_Work request_.
An exact reprint of every record below is required, with the pictures left out.
Material to process Block Start
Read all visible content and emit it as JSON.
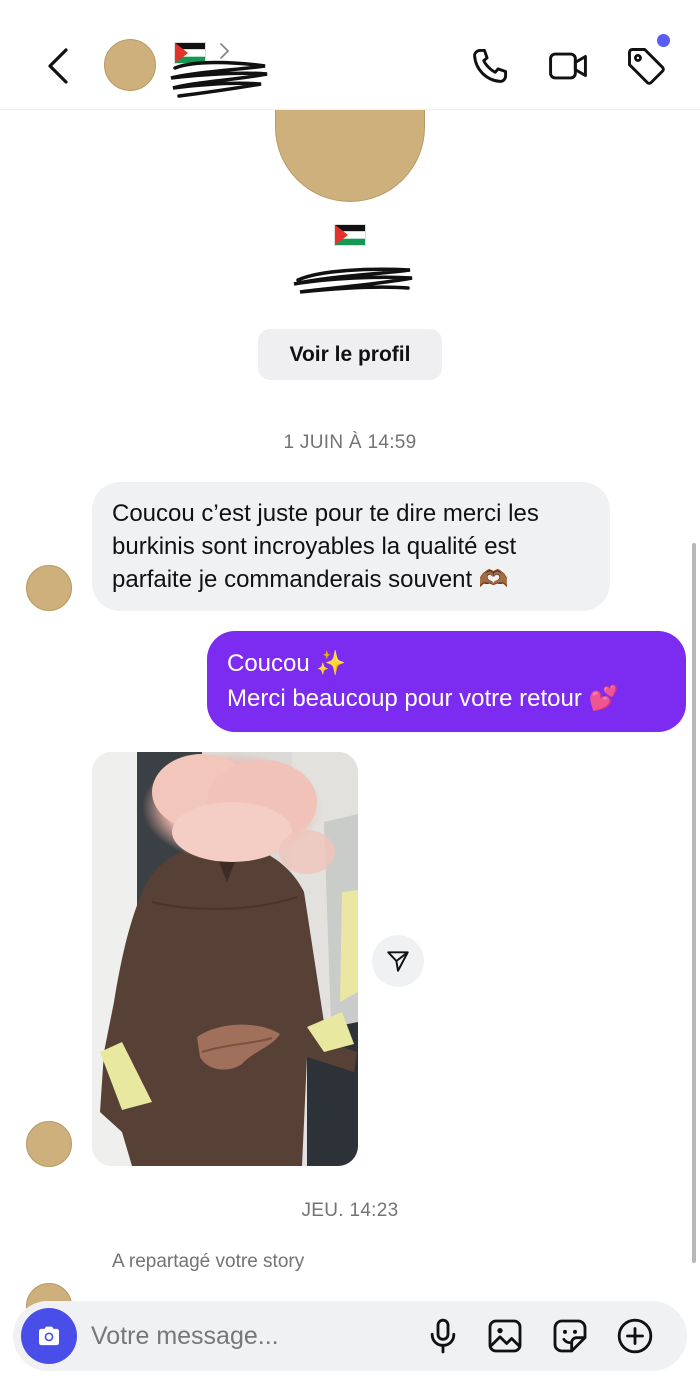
{
  "header": {
    "flag_emoji": "🇵🇸",
    "has_notification": true
  },
  "profile": {
    "flag_emoji": "🇵🇸",
    "view_profile_label": "Voir le profil"
  },
  "messages": {
    "timestamp_1": "1 JUIN À 14:59",
    "incoming_text": {
      "line1": "Coucou c’est juste pour te dire merci les",
      "line2": "burkinis sont incroyables la qualité est",
      "line3": "parfaite je commanderais souvent 🫶🏾"
    },
    "outgoing_text": {
      "line1": "Coucou ✨",
      "line2": "Merci beaucoup pour votre retour 💕"
    },
    "timestamp_2": "JEU. 14:23",
    "story_note": "A repartagé votre story"
  },
  "composer": {
    "placeholder": "Votre message..."
  },
  "colors": {
    "accent": "#7c2bf0",
    "camera_button": "#4a4ee8",
    "incoming_bubble": "#f0f1f3",
    "avatar": "#cdb07c"
  },
  "icons": [
    "back-icon",
    "phone-icon",
    "video-camera-icon",
    "tag-icon",
    "send-icon",
    "camera-icon",
    "microphone-icon",
    "gallery-icon",
    "sticker-icon",
    "plus-icon"
  ]
}
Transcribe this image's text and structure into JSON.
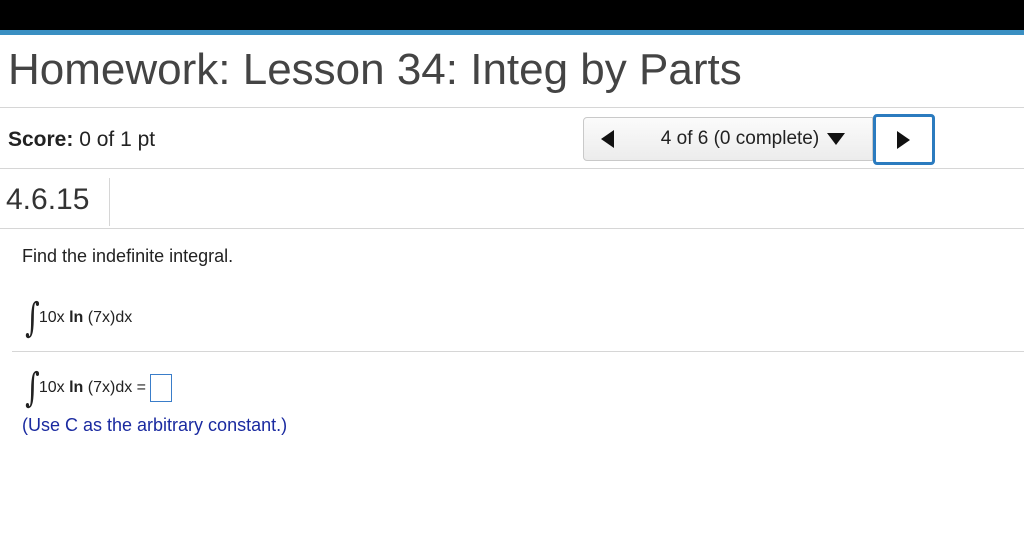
{
  "header": {
    "title": "Homework: Lesson 34: Integ by Parts"
  },
  "score": {
    "label": "Score:",
    "value": "0 of 1 pt"
  },
  "navigation": {
    "current": "4 of 6 (0 complete)",
    "prev_icon": "triangle-left-icon",
    "next_icon": "triangle-right-icon",
    "dropdown_icon": "caret-down-icon"
  },
  "question": {
    "id": "4.6.15",
    "prompt": "Find the indefinite integral.",
    "integral_symbol": "∫",
    "expr_prefix": "10x ",
    "expr_ln": "ln",
    "expr_suffix": " (7x)dx",
    "answer_equals": " =",
    "hint": "(Use C as the arbitrary constant.)"
  },
  "colors": {
    "accent_bar": "#3a8fc2",
    "next_button_border": "#2b7bbf",
    "hint_text": "#1a2aa0"
  }
}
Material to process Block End
_Reply_.
Read all visible content and emit it as JSON.
{
  "header": {
    "flag_emoji": "🇵🇸",
    "has_notification": true
  },
  "profile": {
    "flag_emoji": "🇵🇸",
    "view_profile_label": "Voir le profil"
  },
  "messages": {
    "timestamp_1": "1 JUIN À 14:59",
    "incoming_text": {
      "line1": "Coucou c’est juste pour te dire merci les",
      "line2": "burkinis sont incroyables la qualité est",
      "line3": "parfaite je commanderais souvent 🫶🏾"
    },
    "outgoing_text": {
      "line1": "Coucou ✨",
      "line2": "Merci beaucoup pour votre retour 💕"
    },
    "timestamp_2": "JEU. 14:23",
    "story_note": "A repartagé votre story"
  },
  "composer": {
    "placeholder": "Votre message..."
  },
  "colors": {
    "accent": "#7c2bf0",
    "camera_button": "#4a4ee8",
    "incoming_bubble": "#f0f1f3",
    "avatar": "#cdb07c"
  },
  "icons": [
    "back-icon",
    "phone-icon",
    "video-camera-icon",
    "tag-icon",
    "send-icon",
    "camera-icon",
    "microphone-icon",
    "gallery-icon",
    "sticker-icon",
    "plus-icon"
  ]
}
Transcribe this image's text and structure into JSON.
{
  "header": {
    "title": "Homework: Lesson 34: Integ by Parts"
  },
  "score": {
    "label": "Score:",
    "value": "0 of 1 pt"
  },
  "navigation": {
    "current": "4 of 6 (0 complete)",
    "prev_icon": "triangle-left-icon",
    "next_icon": "triangle-right-icon",
    "dropdown_icon": "caret-down-icon"
  },
  "question": {
    "id": "4.6.15",
    "prompt": "Find the indefinite integral.",
    "integral_symbol": "∫",
    "expr_prefix": "10x ",
    "expr_ln": "ln",
    "expr_suffix": " (7x)dx",
    "answer_equals": " =",
    "hint": "(Use C as the arbitrary constant.)"
  },
  "colors": {
    "accent_bar": "#3a8fc2",
    "next_button_border": "#2b7bbf",
    "hint_text": "#1a2aa0"
  }
}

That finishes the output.